With pictures omitted, output the records below exactly as they appear.

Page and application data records
----------
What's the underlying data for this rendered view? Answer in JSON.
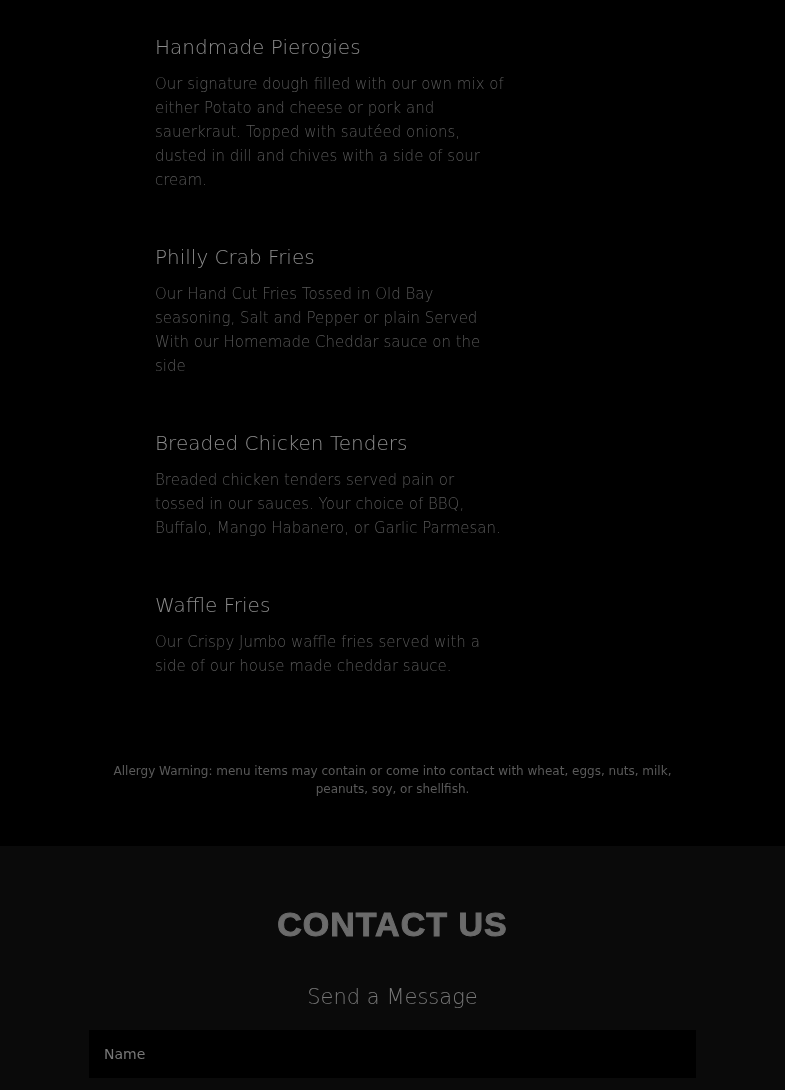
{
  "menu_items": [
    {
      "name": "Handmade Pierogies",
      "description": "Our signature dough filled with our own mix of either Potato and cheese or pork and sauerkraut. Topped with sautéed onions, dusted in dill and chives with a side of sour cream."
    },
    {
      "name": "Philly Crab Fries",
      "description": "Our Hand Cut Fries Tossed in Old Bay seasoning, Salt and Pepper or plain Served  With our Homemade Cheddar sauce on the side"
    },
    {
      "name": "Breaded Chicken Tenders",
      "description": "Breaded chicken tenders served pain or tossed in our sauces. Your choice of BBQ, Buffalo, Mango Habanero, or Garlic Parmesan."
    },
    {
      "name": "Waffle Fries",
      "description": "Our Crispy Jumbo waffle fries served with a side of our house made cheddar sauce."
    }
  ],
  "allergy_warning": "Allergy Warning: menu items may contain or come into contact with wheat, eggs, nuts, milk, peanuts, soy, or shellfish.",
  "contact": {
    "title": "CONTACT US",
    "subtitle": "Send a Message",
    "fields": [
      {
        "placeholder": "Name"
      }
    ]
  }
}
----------
● Output for this exercise
What's the underlying data for this rendered view? Answer in JSON.
{
  "menu_items": [
    {
      "name": "Handmade Pierogies",
      "description": "Our signature dough filled with our own mix of either Potato and cheese or pork and sauerkraut. Topped with sautéed onions, dusted in dill and chives with a side of sour cream."
    },
    {
      "name": "Philly Crab Fries",
      "description": "Our Hand Cut Fries Tossed in Old Bay seasoning, Salt and Pepper or plain Served  With our Homemade Cheddar sauce on the side"
    },
    {
      "name": "Breaded Chicken Tenders",
      "description": "Breaded chicken tenders served pain or tossed in our sauces. Your choice of BBQ, Buffalo, Mango Habanero, or Garlic Parmesan."
    },
    {
      "name": "Waffle Fries",
      "description": "Our Crispy Jumbo waffle fries served with a side of our house made cheddar sauce."
    }
  ],
  "allergy_warning": "Allergy Warning: menu items may contain or come into contact with wheat, eggs, nuts, milk, peanuts, soy, or shellfish.",
  "contact": {
    "title": "CONTACT US",
    "subtitle": "Send a Message",
    "fields": [
      {
        "placeholder": "Name"
      }
    ]
  }
}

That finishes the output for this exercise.